Work instruction → Each record must be returned exactly, apart from the pictures, which stay out.

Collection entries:
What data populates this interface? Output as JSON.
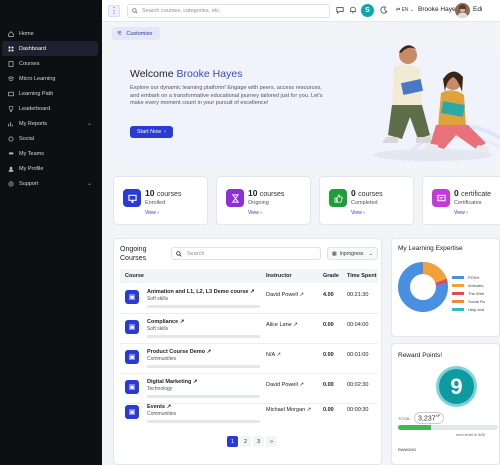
{
  "sidebar": {
    "items": [
      {
        "label": "Home",
        "icon": "home-icon"
      },
      {
        "label": "Dashboard",
        "icon": "grid-icon",
        "active": true
      },
      {
        "label": "Courses",
        "icon": "book-icon"
      },
      {
        "label": "Micro Learning",
        "icon": "layers-icon"
      },
      {
        "label": "Learning Path",
        "icon": "path-icon"
      },
      {
        "label": "Leaderboard",
        "icon": "trophy-icon"
      },
      {
        "label": "My Reports",
        "icon": "report-icon",
        "chevron": true
      },
      {
        "label": "Social",
        "icon": "social-icon"
      },
      {
        "label": "My Teams",
        "icon": "team-icon"
      },
      {
        "label": "My Profile",
        "icon": "profile-icon"
      },
      {
        "label": "Support",
        "icon": "support-icon",
        "chevron": true
      }
    ]
  },
  "topbar": {
    "search_placeholder": "Search courses, categories, etc.",
    "avatar_letter": "S",
    "language": "EN",
    "user_name": "Brooke Hayes",
    "edit_label": "Edi"
  },
  "customize_label": "Customize",
  "welcome": {
    "greeting": "Welcome ",
    "name": "Brooke Hayes",
    "message": "Explore our dynamic learning platform! Engage with peers, access resources, and embark on a transformative educational journey tailored just for you. Let's make every moment count in your pursuit of excellence!",
    "start_label": "Start Now"
  },
  "stats": [
    {
      "count": "10",
      "unit": "courses",
      "label": "Enrolled",
      "view": "View",
      "color": "#2a3bd4",
      "icon": "monitor-icon"
    },
    {
      "count": "10",
      "unit": "courses",
      "label": "Ongoing",
      "view": "View",
      "color": "#8b2fd6",
      "icon": "hourglass-icon"
    },
    {
      "count": "0",
      "unit": "courses",
      "label": "Completed",
      "view": "View",
      "color": "#1f9d3a",
      "icon": "thumbs-up-icon"
    },
    {
      "count": "0",
      "unit": "certificate",
      "label": "Certificates",
      "view": "View",
      "color": "#c43ad6",
      "icon": "certificate-icon"
    }
  ],
  "ongoing": {
    "title": "Ongoing Courses",
    "search_placeholder": "Search",
    "filter": "Inprogress",
    "columns": [
      "Course",
      "Instructor",
      "Grade",
      "Time Spent"
    ],
    "rows": [
      {
        "name": "Animation and L1, L2, L3 Demo course",
        "category": "Soft skills",
        "instructor": "David Powell",
        "grade": "4.00",
        "time": "00:21:30"
      },
      {
        "name": "Compliance",
        "category": "Soft skills",
        "instructor": "Alice Lane",
        "grade": "0.00",
        "time": "00:04:00"
      },
      {
        "name": "Product Course Demo",
        "category": "Communities",
        "instructor": "N/A",
        "grade": "0.00",
        "time": "00:01:00"
      },
      {
        "name": "Digital Marketing",
        "category": "Technology",
        "instructor": "David Powell",
        "grade": "0.00",
        "time": "00:02:30"
      },
      {
        "name": "Events",
        "category": "Communities",
        "instructor": "Michael Morgan",
        "grade": "0.00",
        "time": "00:00:30"
      }
    ],
    "pages": [
      "1",
      "2",
      "3",
      "»"
    ]
  },
  "expertise": {
    "title": "My Learning Expertise",
    "legend": [
      "POSH",
      "Animatio",
      "The Web",
      "Social Ro",
      "Help and"
    ],
    "colors": [
      "#4a90e2",
      "#f4a03a",
      "#e24a5a",
      "#f08a3a",
      "#34b8c8"
    ]
  },
  "reward": {
    "title": "Reward Points!",
    "level": "9",
    "total_label": "TOTAL",
    "points": "3,237",
    "points_unit": "XP",
    "progress": 0.33,
    "next_level": "next level in 606",
    "ranking_label": "RANKING"
  }
}
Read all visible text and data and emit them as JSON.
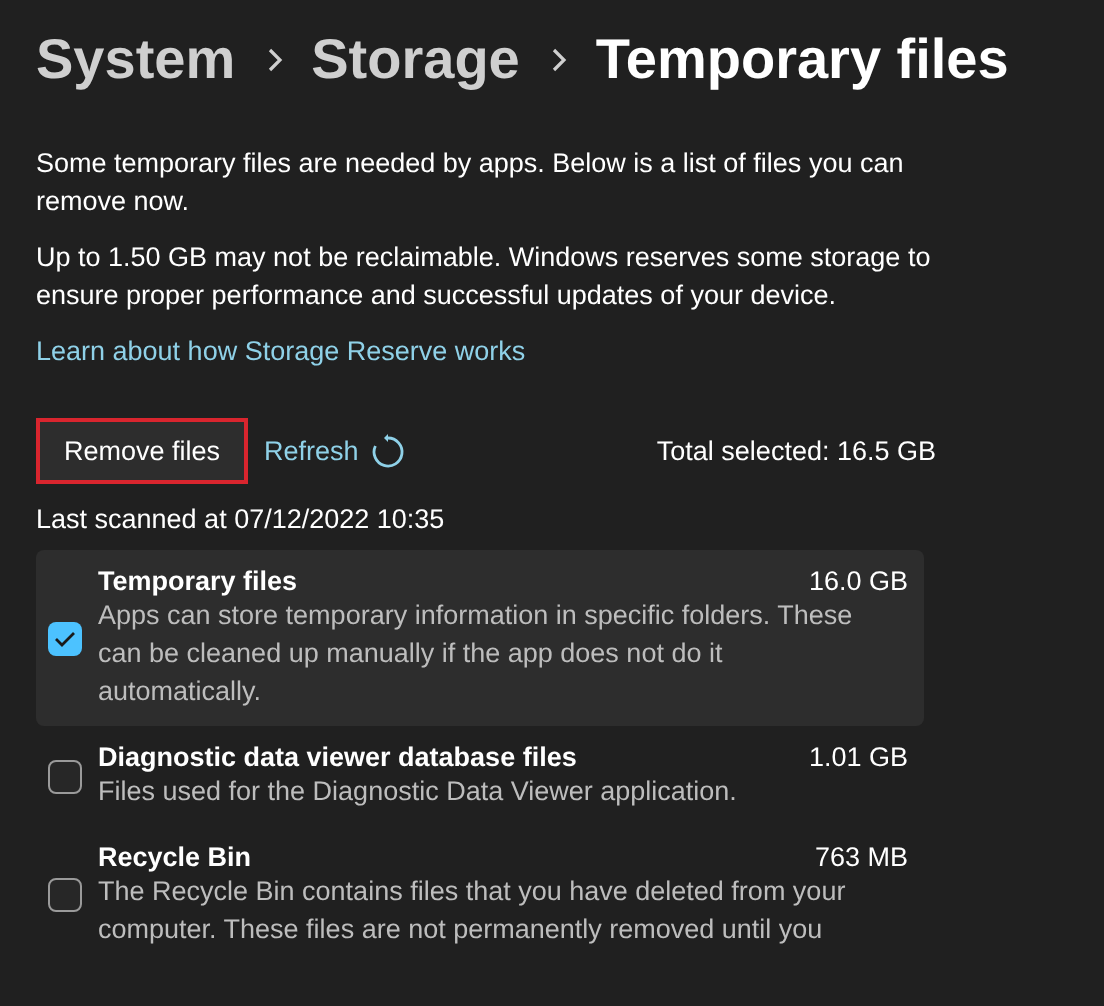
{
  "breadcrumb": [
    {
      "label": "System",
      "current": false
    },
    {
      "label": "Storage",
      "current": false
    },
    {
      "label": "Temporary files",
      "current": true
    }
  ],
  "intro": "Some temporary files are needed by apps. Below is a list of files you can remove now.",
  "reserve_note": "Up to 1.50 GB may not be reclaimable. Windows reserves some storage to ensure proper performance and successful updates of your device.",
  "learn_link": "Learn about how Storage Reserve works",
  "remove_button": {
    "label": "Remove files",
    "highlighted": true
  },
  "refresh_link": "Refresh",
  "total_selected": "Total selected: 16.5 GB",
  "last_scanned": "Last scanned at 07/12/2022 10:35",
  "items": [
    {
      "title": "Temporary files",
      "size": "16.0 GB",
      "description": "Apps can store temporary information in specific folders. These can be cleaned up manually if the app does not do it automatically.",
      "checked": true,
      "selected": true
    },
    {
      "title": "Diagnostic data viewer database files",
      "size": "1.01 GB",
      "description": "Files used for the Diagnostic Data Viewer application.",
      "checked": false,
      "selected": false
    },
    {
      "title": "Recycle Bin",
      "size": "763 MB",
      "description": "The Recycle Bin contains files that you have deleted from your computer. These files are not permanently removed until you",
      "checked": false,
      "selected": false
    }
  ]
}
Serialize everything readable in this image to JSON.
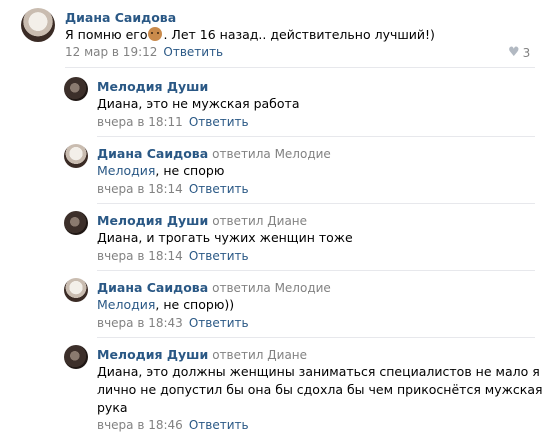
{
  "comments": [
    {
      "author": "Диана Саидова",
      "text_before": "Я помню его",
      "emoji": "monkey-emoji",
      "text_after": ". Лет 16 назад.. действительно лучший!)",
      "time": "12 мар в 19:12",
      "reply_label": "Ответить",
      "likes": "3"
    },
    {
      "author": "Мелодия Души",
      "text": "Диана, это не мужская работа",
      "time": "вчера в 18:11",
      "reply_label": "Ответить"
    },
    {
      "author": "Диана Саидова",
      "replied_to": "ответила Мелодие",
      "mention": "Мелодия",
      "text": ", не спорю",
      "time": "вчера в 18:14",
      "reply_label": "Ответить"
    },
    {
      "author": "Мелодия Души",
      "replied_to": "ответил Диане",
      "text": "Диана, и трогать чужих женщин тоже",
      "time": "вчера в 18:14",
      "reply_label": "Ответить"
    },
    {
      "author": "Диана Саидова",
      "replied_to": "ответила Мелодие",
      "mention": "Мелодия",
      "text": ", не спорю))",
      "time": "вчера в 18:43",
      "reply_label": "Ответить"
    },
    {
      "author": "Мелодия Души",
      "replied_to": "ответил Диане",
      "text_lines": [
        "Диана, это должны женщины заниматься специалистов не мало я",
        "лично не допустил бы она бы сдохла бы чем прикоснётся мужская",
        "рука"
      ],
      "time": "вчера в 18:46",
      "reply_label": "Ответить"
    }
  ]
}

Written solution →
What data populates this interface? Output as JSON.
{
  "sidebar": {
    "items": [
      {
        "label": "Home",
        "icon": "home-icon"
      },
      {
        "label": "Dashboard",
        "icon": "grid-icon",
        "active": true
      },
      {
        "label": "Courses",
        "icon": "book-icon"
      },
      {
        "label": "Micro Learning",
        "icon": "layers-icon"
      },
      {
        "label": "Learning Path",
        "icon": "path-icon"
      },
      {
        "label": "Leaderboard",
        "icon": "trophy-icon"
      },
      {
        "label": "My Reports",
        "icon": "report-icon",
        "chevron": true
      },
      {
        "label": "Social",
        "icon": "social-icon"
      },
      {
        "label": "My Teams",
        "icon": "team-icon"
      },
      {
        "label": "My Profile",
        "icon": "profile-icon"
      },
      {
        "label": "Support",
        "icon": "support-icon",
        "chevron": true
      }
    ]
  },
  "topbar": {
    "search_placeholder": "Search courses, categories, etc.",
    "avatar_letter": "S",
    "language": "EN",
    "user_name": "Brooke Hayes",
    "edit_label": "Edi"
  },
  "customize_label": "Customize",
  "welcome": {
    "greeting": "Welcome ",
    "name": "Brooke Hayes",
    "message": "Explore our dynamic learning platform! Engage with peers, access resources, and embark on a transformative educational journey tailored just for you. Let's make every moment count in your pursuit of excellence!",
    "start_label": "Start Now"
  },
  "stats": [
    {
      "count": "10",
      "unit": "courses",
      "label": "Enrolled",
      "view": "View",
      "color": "#2a3bd4",
      "icon": "monitor-icon"
    },
    {
      "count": "10",
      "unit": "courses",
      "label": "Ongoing",
      "view": "View",
      "color": "#8b2fd6",
      "icon": "hourglass-icon"
    },
    {
      "count": "0",
      "unit": "courses",
      "label": "Completed",
      "view": "View",
      "color": "#1f9d3a",
      "icon": "thumbs-up-icon"
    },
    {
      "count": "0",
      "unit": "certificate",
      "label": "Certificates",
      "view": "View",
      "color": "#c43ad6",
      "icon": "certificate-icon"
    }
  ],
  "ongoing": {
    "title": "Ongoing Courses",
    "search_placeholder": "Search",
    "filter": "Inprogress",
    "columns": [
      "Course",
      "Instructor",
      "Grade",
      "Time Spent"
    ],
    "rows": [
      {
        "name": "Animation and L1, L2, L3 Demo course",
        "category": "Soft skills",
        "instructor": "David Powell",
        "grade": "4.00",
        "time": "00:21:30"
      },
      {
        "name": "Compliance",
        "category": "Soft skills",
        "instructor": "Alice Lane",
        "grade": "0.00",
        "time": "00:04:00"
      },
      {
        "name": "Product Course Demo",
        "category": "Communities",
        "instructor": "N/A",
        "grade": "0.00",
        "time": "00:01:00"
      },
      {
        "name": "Digital Marketing",
        "category": "Technology",
        "instructor": "David Powell",
        "grade": "0.00",
        "time": "00:02:30"
      },
      {
        "name": "Events",
        "category": "Communities",
        "instructor": "Michael Morgan",
        "grade": "0.00",
        "time": "00:00:30"
      }
    ],
    "pages": [
      "1",
      "2",
      "3",
      "»"
    ]
  },
  "expertise": {
    "title": "My Learning Expertise",
    "legend": [
      "POSH",
      "Animatio",
      "The Web",
      "Social Ro",
      "Help and"
    ],
    "colors": [
      "#4a90e2",
      "#f4a03a",
      "#e24a5a",
      "#f08a3a",
      "#34b8c8"
    ]
  },
  "reward": {
    "title": "Reward Points!",
    "level": "9",
    "total_label": "TOTAL",
    "points": "3,237",
    "points_unit": "XP",
    "progress": 0.33,
    "next_level": "next level in 606",
    "ranking_label": "RANKING"
  }
}
Read all visible text and data and emit them as JSON.
{
  "breadcrumb": [
    {
      "label": "System",
      "current": false
    },
    {
      "label": "Storage",
      "current": false
    },
    {
      "label": "Temporary files",
      "current": true
    }
  ],
  "intro": "Some temporary files are needed by apps. Below is a list of files you can remove now.",
  "reserve_note": "Up to 1.50 GB may not be reclaimable. Windows reserves some storage to ensure proper performance and successful updates of your device.",
  "learn_link": "Learn about how Storage Reserve works",
  "remove_button": {
    "label": "Remove files",
    "highlighted": true
  },
  "refresh_link": "Refresh",
  "total_selected": "Total selected: 16.5 GB",
  "last_scanned": "Last scanned at 07/12/2022 10:35",
  "items": [
    {
      "title": "Temporary files",
      "size": "16.0 GB",
      "description": "Apps can store temporary information in specific folders. These can be cleaned up manually if the app does not do it automatically.",
      "checked": true,
      "selected": true
    },
    {
      "title": "Diagnostic data viewer database files",
      "size": "1.01 GB",
      "description": "Files used for the Diagnostic Data Viewer application.",
      "checked": false,
      "selected": false
    },
    {
      "title": "Recycle Bin",
      "size": "763 MB",
      "description": "The Recycle Bin contains files that you have deleted from your computer. These files are not permanently removed until you",
      "checked": false,
      "selected": false
    }
  ]
}
Serialize everything readable in this image to JSON.
{
  "comments": [
    {
      "author": "Диана Саидова",
      "text_before": "Я помню его",
      "emoji": "monkey-emoji",
      "text_after": ". Лет 16 назад.. действительно лучший!)",
      "time": "12 мар в 19:12",
      "reply_label": "Ответить",
      "likes": "3"
    },
    {
      "author": "Мелодия Души",
      "text": "Диана, это не мужская работа",
      "time": "вчера в 18:11",
      "reply_label": "Ответить"
    },
    {
      "author": "Диана Саидова",
      "replied_to": "ответила Мелодие",
      "mention": "Мелодия",
      "text": ", не спорю",
      "time": "вчера в 18:14",
      "reply_label": "Ответить"
    },
    {
      "author": "Мелодия Души",
      "replied_to": "ответил Диане",
      "text": "Диана, и трогать чужих женщин тоже",
      "time": "вчера в 18:14",
      "reply_label": "Ответить"
    },
    {
      "author": "Диана Саидова",
      "replied_to": "ответила Мелодие",
      "mention": "Мелодия",
      "text": ", не спорю))",
      "time": "вчера в 18:43",
      "reply_label": "Ответить"
    },
    {
      "author": "Мелодия Души",
      "replied_to": "ответил Диане",
      "text_lines": [
        "Диана, это должны женщины заниматься специалистов не мало я",
        "лично не допустил бы она бы сдохла бы чем прикоснётся мужская",
        "рука"
      ],
      "time": "вчера в 18:46",
      "reply_label": "Ответить"
    }
  ]
}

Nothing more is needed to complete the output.